> **Extracted records**:
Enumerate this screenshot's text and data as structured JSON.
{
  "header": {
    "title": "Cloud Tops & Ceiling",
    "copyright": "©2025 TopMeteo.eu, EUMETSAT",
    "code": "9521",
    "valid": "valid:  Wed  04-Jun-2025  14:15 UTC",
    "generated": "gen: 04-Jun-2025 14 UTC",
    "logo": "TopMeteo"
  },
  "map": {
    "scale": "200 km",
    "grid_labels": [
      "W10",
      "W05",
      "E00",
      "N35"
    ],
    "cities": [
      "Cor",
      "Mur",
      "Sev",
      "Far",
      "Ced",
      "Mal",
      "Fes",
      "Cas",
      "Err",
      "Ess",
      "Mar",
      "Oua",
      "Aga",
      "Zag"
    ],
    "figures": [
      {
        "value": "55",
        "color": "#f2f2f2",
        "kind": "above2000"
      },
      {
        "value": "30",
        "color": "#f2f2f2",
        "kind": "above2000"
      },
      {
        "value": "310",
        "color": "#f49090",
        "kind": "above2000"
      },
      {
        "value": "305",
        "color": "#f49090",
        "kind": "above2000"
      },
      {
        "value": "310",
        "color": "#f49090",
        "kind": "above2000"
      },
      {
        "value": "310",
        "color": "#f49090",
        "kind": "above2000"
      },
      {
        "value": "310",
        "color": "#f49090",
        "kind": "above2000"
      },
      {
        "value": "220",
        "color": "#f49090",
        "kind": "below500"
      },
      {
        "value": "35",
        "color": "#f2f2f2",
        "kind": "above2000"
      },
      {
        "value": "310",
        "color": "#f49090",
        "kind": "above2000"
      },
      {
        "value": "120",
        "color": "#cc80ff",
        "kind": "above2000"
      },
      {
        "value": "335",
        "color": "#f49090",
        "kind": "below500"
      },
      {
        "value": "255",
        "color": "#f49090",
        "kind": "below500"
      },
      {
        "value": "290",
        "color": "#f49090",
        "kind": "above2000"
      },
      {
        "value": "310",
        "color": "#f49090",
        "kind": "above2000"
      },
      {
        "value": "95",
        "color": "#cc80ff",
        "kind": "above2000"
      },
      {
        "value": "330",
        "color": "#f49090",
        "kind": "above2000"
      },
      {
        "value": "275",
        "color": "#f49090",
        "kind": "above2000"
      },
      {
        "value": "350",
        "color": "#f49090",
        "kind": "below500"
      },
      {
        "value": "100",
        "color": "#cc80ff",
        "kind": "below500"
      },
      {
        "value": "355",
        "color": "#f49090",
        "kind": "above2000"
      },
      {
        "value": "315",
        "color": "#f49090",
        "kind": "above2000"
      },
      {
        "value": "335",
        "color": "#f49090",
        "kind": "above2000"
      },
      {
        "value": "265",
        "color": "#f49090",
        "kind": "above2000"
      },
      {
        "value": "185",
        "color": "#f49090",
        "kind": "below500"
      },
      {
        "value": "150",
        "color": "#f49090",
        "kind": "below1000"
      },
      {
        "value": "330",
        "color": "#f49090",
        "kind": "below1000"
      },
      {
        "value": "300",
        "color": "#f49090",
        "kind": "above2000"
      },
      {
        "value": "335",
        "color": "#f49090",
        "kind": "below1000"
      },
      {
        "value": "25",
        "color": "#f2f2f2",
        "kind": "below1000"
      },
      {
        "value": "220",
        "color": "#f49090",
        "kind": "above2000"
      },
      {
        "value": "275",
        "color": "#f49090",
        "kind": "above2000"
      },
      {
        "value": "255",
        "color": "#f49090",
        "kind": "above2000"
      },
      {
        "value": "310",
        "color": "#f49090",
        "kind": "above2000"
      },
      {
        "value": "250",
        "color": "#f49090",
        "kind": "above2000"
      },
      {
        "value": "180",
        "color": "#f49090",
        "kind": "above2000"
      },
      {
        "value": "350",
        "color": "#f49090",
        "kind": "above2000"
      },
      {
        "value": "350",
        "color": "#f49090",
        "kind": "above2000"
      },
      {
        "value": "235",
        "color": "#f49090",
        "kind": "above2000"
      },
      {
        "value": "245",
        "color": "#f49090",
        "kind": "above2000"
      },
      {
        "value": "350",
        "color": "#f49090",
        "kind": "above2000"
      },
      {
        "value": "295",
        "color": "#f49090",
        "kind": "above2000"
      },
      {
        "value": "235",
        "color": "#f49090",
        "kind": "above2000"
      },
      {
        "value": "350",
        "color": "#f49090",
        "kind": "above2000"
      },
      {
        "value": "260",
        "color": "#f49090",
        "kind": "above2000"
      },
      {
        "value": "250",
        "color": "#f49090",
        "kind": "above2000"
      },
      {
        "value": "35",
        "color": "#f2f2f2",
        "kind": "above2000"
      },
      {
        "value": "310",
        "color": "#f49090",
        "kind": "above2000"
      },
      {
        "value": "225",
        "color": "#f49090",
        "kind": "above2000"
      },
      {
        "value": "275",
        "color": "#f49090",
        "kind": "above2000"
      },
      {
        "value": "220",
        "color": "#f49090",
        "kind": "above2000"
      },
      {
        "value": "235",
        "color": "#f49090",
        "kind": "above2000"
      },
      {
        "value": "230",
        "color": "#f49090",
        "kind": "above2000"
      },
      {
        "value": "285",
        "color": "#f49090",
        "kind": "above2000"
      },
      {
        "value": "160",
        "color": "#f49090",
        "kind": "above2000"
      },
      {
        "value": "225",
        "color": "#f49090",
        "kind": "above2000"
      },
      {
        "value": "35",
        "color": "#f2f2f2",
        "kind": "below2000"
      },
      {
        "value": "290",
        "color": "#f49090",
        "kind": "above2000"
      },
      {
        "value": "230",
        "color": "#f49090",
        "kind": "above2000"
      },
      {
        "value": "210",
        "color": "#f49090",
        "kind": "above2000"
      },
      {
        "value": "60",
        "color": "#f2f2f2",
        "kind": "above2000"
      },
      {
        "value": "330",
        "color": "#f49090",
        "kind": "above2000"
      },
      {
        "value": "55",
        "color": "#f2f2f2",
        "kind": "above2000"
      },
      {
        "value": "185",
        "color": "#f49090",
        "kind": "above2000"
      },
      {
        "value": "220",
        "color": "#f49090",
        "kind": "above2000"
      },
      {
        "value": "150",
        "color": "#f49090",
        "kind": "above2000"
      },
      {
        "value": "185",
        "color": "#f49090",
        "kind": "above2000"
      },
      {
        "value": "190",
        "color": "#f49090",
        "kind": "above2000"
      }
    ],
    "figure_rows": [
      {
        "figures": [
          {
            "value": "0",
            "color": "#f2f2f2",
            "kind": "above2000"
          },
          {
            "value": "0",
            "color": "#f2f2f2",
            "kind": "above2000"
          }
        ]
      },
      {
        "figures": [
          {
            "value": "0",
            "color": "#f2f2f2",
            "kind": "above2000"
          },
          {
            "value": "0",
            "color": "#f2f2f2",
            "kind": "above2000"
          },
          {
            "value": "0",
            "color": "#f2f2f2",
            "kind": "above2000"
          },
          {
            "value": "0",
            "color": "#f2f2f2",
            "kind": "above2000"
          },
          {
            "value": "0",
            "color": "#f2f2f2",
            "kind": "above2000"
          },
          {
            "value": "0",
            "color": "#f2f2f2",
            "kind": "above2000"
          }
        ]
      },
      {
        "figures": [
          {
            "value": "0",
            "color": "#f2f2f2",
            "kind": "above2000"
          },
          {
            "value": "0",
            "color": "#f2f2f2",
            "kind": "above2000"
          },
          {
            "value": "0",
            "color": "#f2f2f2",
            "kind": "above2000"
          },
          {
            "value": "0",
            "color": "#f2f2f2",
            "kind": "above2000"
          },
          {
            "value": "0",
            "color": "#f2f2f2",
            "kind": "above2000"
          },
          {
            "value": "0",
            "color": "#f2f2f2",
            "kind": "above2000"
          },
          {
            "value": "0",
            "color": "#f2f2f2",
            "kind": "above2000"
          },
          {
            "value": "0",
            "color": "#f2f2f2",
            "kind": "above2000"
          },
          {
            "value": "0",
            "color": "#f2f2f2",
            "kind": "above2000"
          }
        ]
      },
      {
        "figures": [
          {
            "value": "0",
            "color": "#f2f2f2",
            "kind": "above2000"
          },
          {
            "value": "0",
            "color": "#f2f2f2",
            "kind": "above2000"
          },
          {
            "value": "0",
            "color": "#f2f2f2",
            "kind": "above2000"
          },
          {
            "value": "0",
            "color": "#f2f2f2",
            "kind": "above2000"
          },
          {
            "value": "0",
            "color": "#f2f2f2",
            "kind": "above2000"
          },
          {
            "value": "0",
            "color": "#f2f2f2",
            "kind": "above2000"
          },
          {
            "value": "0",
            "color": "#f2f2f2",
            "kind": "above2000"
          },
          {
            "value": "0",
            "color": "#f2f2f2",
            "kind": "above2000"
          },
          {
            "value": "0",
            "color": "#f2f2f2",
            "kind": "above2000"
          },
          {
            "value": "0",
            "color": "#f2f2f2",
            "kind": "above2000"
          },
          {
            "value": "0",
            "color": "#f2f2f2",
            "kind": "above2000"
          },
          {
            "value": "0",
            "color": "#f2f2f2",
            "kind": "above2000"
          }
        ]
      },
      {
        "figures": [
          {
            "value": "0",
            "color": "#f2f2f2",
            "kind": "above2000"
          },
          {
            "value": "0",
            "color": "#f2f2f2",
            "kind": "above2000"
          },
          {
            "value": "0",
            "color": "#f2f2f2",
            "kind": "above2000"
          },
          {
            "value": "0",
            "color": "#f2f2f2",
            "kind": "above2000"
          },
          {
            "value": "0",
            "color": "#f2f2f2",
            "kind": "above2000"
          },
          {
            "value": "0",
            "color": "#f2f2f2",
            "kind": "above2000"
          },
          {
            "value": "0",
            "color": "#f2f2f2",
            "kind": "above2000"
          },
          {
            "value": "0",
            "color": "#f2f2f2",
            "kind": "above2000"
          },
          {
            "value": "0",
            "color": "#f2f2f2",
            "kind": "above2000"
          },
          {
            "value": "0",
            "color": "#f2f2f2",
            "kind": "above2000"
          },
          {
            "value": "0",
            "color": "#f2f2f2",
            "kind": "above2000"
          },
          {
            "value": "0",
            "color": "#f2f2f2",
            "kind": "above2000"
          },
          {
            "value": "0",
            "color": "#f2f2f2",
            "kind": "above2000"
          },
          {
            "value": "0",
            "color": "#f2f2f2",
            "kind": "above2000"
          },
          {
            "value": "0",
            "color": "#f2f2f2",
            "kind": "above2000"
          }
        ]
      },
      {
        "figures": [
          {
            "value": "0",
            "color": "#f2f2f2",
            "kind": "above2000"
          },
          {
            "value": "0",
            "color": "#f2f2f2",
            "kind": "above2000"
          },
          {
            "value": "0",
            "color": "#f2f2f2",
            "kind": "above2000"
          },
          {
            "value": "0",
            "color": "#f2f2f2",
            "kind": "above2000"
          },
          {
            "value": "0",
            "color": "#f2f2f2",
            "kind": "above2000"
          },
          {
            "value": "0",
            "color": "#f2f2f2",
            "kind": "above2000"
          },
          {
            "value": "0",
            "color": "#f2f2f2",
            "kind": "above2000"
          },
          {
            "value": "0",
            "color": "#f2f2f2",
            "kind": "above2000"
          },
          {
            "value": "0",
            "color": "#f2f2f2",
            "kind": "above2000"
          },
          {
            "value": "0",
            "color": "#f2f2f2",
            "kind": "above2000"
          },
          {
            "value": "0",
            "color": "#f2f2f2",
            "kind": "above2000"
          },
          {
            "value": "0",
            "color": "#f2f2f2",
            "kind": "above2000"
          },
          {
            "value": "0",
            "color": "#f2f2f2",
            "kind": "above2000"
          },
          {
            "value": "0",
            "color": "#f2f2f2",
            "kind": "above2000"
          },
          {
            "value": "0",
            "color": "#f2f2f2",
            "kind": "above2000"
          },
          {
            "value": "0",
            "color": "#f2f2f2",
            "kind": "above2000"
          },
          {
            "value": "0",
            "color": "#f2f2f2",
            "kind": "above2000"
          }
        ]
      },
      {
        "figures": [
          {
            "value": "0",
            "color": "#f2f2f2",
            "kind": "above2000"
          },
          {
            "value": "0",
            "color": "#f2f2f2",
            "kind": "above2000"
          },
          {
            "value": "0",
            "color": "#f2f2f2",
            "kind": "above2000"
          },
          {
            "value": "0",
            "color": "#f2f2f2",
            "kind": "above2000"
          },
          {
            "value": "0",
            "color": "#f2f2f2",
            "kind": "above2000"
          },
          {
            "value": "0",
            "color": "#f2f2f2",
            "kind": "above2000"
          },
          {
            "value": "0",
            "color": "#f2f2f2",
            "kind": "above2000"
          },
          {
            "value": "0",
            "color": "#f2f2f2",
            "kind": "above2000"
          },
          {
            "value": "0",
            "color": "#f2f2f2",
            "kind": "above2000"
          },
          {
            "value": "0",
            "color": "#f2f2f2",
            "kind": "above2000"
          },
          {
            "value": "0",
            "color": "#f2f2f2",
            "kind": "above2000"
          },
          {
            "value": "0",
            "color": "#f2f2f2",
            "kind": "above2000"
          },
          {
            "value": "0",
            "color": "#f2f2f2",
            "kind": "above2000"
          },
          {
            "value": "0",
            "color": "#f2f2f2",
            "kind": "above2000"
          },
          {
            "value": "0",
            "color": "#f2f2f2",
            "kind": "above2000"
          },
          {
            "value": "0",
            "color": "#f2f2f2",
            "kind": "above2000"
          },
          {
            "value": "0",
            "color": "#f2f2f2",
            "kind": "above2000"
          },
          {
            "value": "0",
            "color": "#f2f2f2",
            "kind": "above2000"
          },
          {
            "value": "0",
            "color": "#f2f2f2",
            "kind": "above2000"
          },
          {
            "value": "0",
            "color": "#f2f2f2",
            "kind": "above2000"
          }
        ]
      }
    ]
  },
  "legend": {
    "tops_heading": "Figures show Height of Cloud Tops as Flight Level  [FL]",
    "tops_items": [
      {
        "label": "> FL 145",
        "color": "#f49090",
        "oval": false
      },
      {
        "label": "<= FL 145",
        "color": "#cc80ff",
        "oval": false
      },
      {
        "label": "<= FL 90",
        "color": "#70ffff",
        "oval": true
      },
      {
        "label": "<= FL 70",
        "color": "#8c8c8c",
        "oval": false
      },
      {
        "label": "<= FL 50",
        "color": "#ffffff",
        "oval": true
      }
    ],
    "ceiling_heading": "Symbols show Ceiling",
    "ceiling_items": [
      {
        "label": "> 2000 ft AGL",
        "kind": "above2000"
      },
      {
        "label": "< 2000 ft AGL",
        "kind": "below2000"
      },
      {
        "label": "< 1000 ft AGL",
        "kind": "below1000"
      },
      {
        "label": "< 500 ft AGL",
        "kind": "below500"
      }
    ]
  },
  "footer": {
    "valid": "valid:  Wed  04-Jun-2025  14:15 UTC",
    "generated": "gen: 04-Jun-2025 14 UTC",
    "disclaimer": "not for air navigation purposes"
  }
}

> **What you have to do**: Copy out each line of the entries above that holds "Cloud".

> **Written answer**:
    "title": "Cloud Tops & Ceiling",
    "tops_heading": "Figures show Height of Cloud Tops as Flight Level  [FL]",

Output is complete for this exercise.